(Page and application data records)
+-------+
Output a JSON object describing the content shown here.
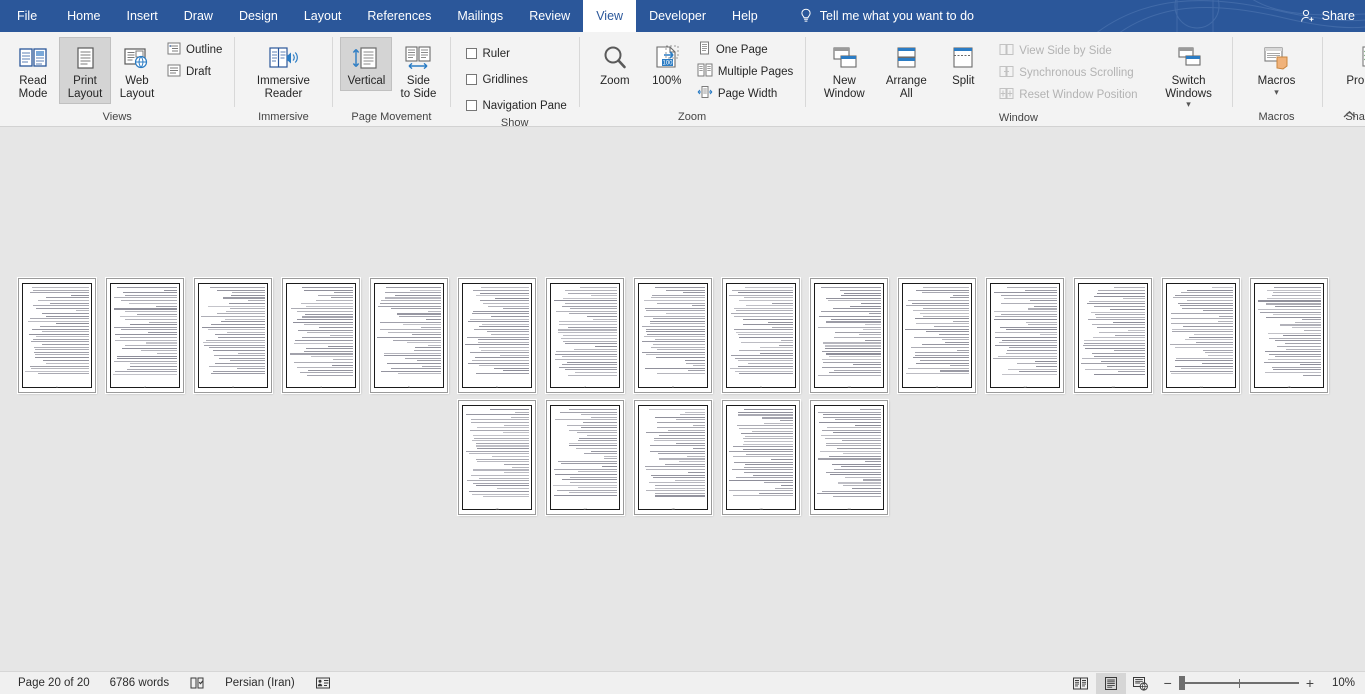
{
  "app": {
    "title": "Microsoft Word",
    "theme_accent": "#2b579a"
  },
  "tabs": [
    {
      "label": "File",
      "active": false
    },
    {
      "label": "Home",
      "active": false
    },
    {
      "label": "Insert",
      "active": false
    },
    {
      "label": "Draw",
      "active": false
    },
    {
      "label": "Design",
      "active": false
    },
    {
      "label": "Layout",
      "active": false
    },
    {
      "label": "References",
      "active": false
    },
    {
      "label": "Mailings",
      "active": false
    },
    {
      "label": "Review",
      "active": false
    },
    {
      "label": "View",
      "active": true
    },
    {
      "label": "Developer",
      "active": false
    },
    {
      "label": "Help",
      "active": false
    }
  ],
  "tellme": {
    "label": "Tell me what you want to do",
    "icon": "lightbulb-icon"
  },
  "share": {
    "label": "Share",
    "icon": "person-add-icon"
  },
  "ribbon": {
    "collapse_icon": "chevron-up-icon",
    "groups": [
      {
        "name": "Views",
        "title": "Views",
        "big_buttons": [
          {
            "label": "Read\nMode",
            "icon": "read-mode-icon",
            "selected": false
          },
          {
            "label": "Print\nLayout",
            "icon": "print-layout-icon",
            "selected": true
          },
          {
            "label": "Web\nLayout",
            "icon": "web-layout-icon",
            "selected": false
          }
        ],
        "small_buttons": [
          {
            "label": "Outline",
            "icon": "outline-icon"
          },
          {
            "label": "Draft",
            "icon": "draft-icon"
          }
        ]
      },
      {
        "name": "Immersive",
        "title": "Immersive",
        "big_buttons": [
          {
            "label": "Immersive\nReader",
            "icon": "immersive-reader-icon",
            "selected": false
          }
        ],
        "small_buttons": []
      },
      {
        "name": "Page Movement",
        "title": "Page Movement",
        "big_buttons": [
          {
            "label": "Vertical",
            "icon": "vertical-scroll-icon",
            "selected": true
          },
          {
            "label": "Side\nto Side",
            "icon": "side-to-side-icon",
            "selected": false
          }
        ],
        "small_buttons": []
      },
      {
        "name": "Show",
        "title": "Show",
        "big_buttons": [],
        "checkboxes": [
          {
            "label": "Ruler",
            "checked": false
          },
          {
            "label": "Gridlines",
            "checked": false
          },
          {
            "label": "Navigation Pane",
            "checked": false
          }
        ]
      },
      {
        "name": "Zoom",
        "title": "Zoom",
        "big_buttons": [
          {
            "label": "Zoom",
            "icon": "magnifier-icon",
            "selected": false
          },
          {
            "label": "100%",
            "icon": "zoom-100-icon",
            "selected": false
          }
        ],
        "small_buttons": [
          {
            "label": "One Page",
            "icon": "one-page-icon"
          },
          {
            "label": "Multiple Pages",
            "icon": "multiple-pages-icon"
          },
          {
            "label": "Page Width",
            "icon": "page-width-icon"
          }
        ]
      },
      {
        "name": "Window",
        "title": "Window",
        "big_buttons": [
          {
            "label": "New\nWindow",
            "icon": "new-window-icon",
            "selected": false
          },
          {
            "label": "Arrange\nAll",
            "icon": "arrange-all-icon",
            "selected": false
          },
          {
            "label": "Split",
            "icon": "split-icon",
            "selected": false
          }
        ],
        "small_buttons": [
          {
            "label": "View Side by Side",
            "icon": "side-by-side-icon",
            "disabled": true
          },
          {
            "label": "Synchronous Scrolling",
            "icon": "sync-scroll-icon",
            "disabled": true
          },
          {
            "label": "Reset Window Position",
            "icon": "reset-window-icon",
            "disabled": true
          }
        ],
        "big_buttons_2": [
          {
            "label": "Switch\nWindows",
            "icon": "switch-windows-icon",
            "dropdown": true
          }
        ]
      },
      {
        "name": "Macros",
        "title": "Macros",
        "big_buttons": [
          {
            "label": "Macros",
            "icon": "macros-icon",
            "dropdown": true
          }
        ]
      },
      {
        "name": "SharePoint",
        "title": "SharePoint",
        "big_buttons": [
          {
            "label": "Properties",
            "icon": "sharepoint-properties-icon",
            "selected": false
          }
        ]
      }
    ]
  },
  "document": {
    "row1_page_count": 15,
    "row2_page_count": 5,
    "page_numbers_row1": [
      "1",
      "2",
      "3",
      "4",
      "5",
      "6",
      "7",
      "8",
      "9",
      "10",
      "11",
      "12",
      "13",
      "14",
      "15"
    ],
    "page_numbers_row2": [
      "16",
      "17",
      "18",
      "19",
      "20"
    ]
  },
  "statusbar": {
    "page_indicator": "Page 20 of 20",
    "word_count": "6786 words",
    "proofing_icon": "proofing-errors-icon",
    "language": "Persian (Iran)",
    "accessibility_icon": "accessibility-icon",
    "view_buttons": [
      {
        "name": "read-mode-view",
        "icon": "read-mode-view-icon",
        "selected": false
      },
      {
        "name": "print-layout-view",
        "icon": "print-layout-view-icon",
        "selected": true
      },
      {
        "name": "web-layout-view",
        "icon": "web-layout-view-icon",
        "selected": false
      }
    ],
    "zoom_out_label": "−",
    "zoom_in_label": "+",
    "zoom_level": "10%"
  }
}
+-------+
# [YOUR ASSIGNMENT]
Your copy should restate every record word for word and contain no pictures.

# [TASK OUTPUT]
Output a JSON object describing the content shown here.
{
  "app": {
    "title": "Microsoft Word",
    "theme_accent": "#2b579a"
  },
  "tabs": [
    {
      "label": "File",
      "active": false
    },
    {
      "label": "Home",
      "active": false
    },
    {
      "label": "Insert",
      "active": false
    },
    {
      "label": "Draw",
      "active": false
    },
    {
      "label": "Design",
      "active": false
    },
    {
      "label": "Layout",
      "active": false
    },
    {
      "label": "References",
      "active": false
    },
    {
      "label": "Mailings",
      "active": false
    },
    {
      "label": "Review",
      "active": false
    },
    {
      "label": "View",
      "active": true
    },
    {
      "label": "Developer",
      "active": false
    },
    {
      "label": "Help",
      "active": false
    }
  ],
  "tellme": {
    "label": "Tell me what you want to do",
    "icon": "lightbulb-icon"
  },
  "share": {
    "label": "Share",
    "icon": "person-add-icon"
  },
  "ribbon": {
    "collapse_icon": "chevron-up-icon",
    "groups": [
      {
        "name": "Views",
        "title": "Views",
        "big_buttons": [
          {
            "label": "Read\nMode",
            "icon": "read-mode-icon",
            "selected": false
          },
          {
            "label": "Print\nLayout",
            "icon": "print-layout-icon",
            "selected": true
          },
          {
            "label": "Web\nLayout",
            "icon": "web-layout-icon",
            "selected": false
          }
        ],
        "small_buttons": [
          {
            "label": "Outline",
            "icon": "outline-icon"
          },
          {
            "label": "Draft",
            "icon": "draft-icon"
          }
        ]
      },
      {
        "name": "Immersive",
        "title": "Immersive",
        "big_buttons": [
          {
            "label": "Immersive\nReader",
            "icon": "immersive-reader-icon",
            "selected": false
          }
        ],
        "small_buttons": []
      },
      {
        "name": "Page Movement",
        "title": "Page Movement",
        "big_buttons": [
          {
            "label": "Vertical",
            "icon": "vertical-scroll-icon",
            "selected": true
          },
          {
            "label": "Side\nto Side",
            "icon": "side-to-side-icon",
            "selected": false
          }
        ],
        "small_buttons": []
      },
      {
        "name": "Show",
        "title": "Show",
        "big_buttons": [],
        "checkboxes": [
          {
            "label": "Ruler",
            "checked": false
          },
          {
            "label": "Gridlines",
            "checked": false
          },
          {
            "label": "Navigation Pane",
            "checked": false
          }
        ]
      },
      {
        "name": "Zoom",
        "title": "Zoom",
        "big_buttons": [
          {
            "label": "Zoom",
            "icon": "magnifier-icon",
            "selected": false
          },
          {
            "label": "100%",
            "icon": "zoom-100-icon",
            "selected": false
          }
        ],
        "small_buttons": [
          {
            "label": "One Page",
            "icon": "one-page-icon"
          },
          {
            "label": "Multiple Pages",
            "icon": "multiple-pages-icon"
          },
          {
            "label": "Page Width",
            "icon": "page-width-icon"
          }
        ]
      },
      {
        "name": "Window",
        "title": "Window",
        "big_buttons": [
          {
            "label": "New\nWindow",
            "icon": "new-window-icon",
            "selected": false
          },
          {
            "label": "Arrange\nAll",
            "icon": "arrange-all-icon",
            "selected": false
          },
          {
            "label": "Split",
            "icon": "split-icon",
            "selected": false
          }
        ],
        "small_buttons": [
          {
            "label": "View Side by Side",
            "icon": "side-by-side-icon",
            "disabled": true
          },
          {
            "label": "Synchronous Scrolling",
            "icon": "sync-scroll-icon",
            "disabled": true
          },
          {
            "label": "Reset Window Position",
            "icon": "reset-window-icon",
            "disabled": true
          }
        ],
        "big_buttons_2": [
          {
            "label": "Switch\nWindows",
            "icon": "switch-windows-icon",
            "dropdown": true
          }
        ]
      },
      {
        "name": "Macros",
        "title": "Macros",
        "big_buttons": [
          {
            "label": "Macros",
            "icon": "macros-icon",
            "dropdown": true
          }
        ]
      },
      {
        "name": "SharePoint",
        "title": "SharePoint",
        "big_buttons": [
          {
            "label": "Properties",
            "icon": "sharepoint-properties-icon",
            "selected": false
          }
        ]
      }
    ]
  },
  "document": {
    "row1_page_count": 15,
    "row2_page_count": 5,
    "page_numbers_row1": [
      "1",
      "2",
      "3",
      "4",
      "5",
      "6",
      "7",
      "8",
      "9",
      "10",
      "11",
      "12",
      "13",
      "14",
      "15"
    ],
    "page_numbers_row2": [
      "16",
      "17",
      "18",
      "19",
      "20"
    ]
  },
  "statusbar": {
    "page_indicator": "Page 20 of 20",
    "word_count": "6786 words",
    "proofing_icon": "proofing-errors-icon",
    "language": "Persian (Iran)",
    "accessibility_icon": "accessibility-icon",
    "view_buttons": [
      {
        "name": "read-mode-view",
        "icon": "read-mode-view-icon",
        "selected": false
      },
      {
        "name": "print-layout-view",
        "icon": "print-layout-view-icon",
        "selected": true
      },
      {
        "name": "web-layout-view",
        "icon": "web-layout-view-icon",
        "selected": false
      }
    ],
    "zoom_out_label": "−",
    "zoom_in_label": "+",
    "zoom_level": "10%"
  }
}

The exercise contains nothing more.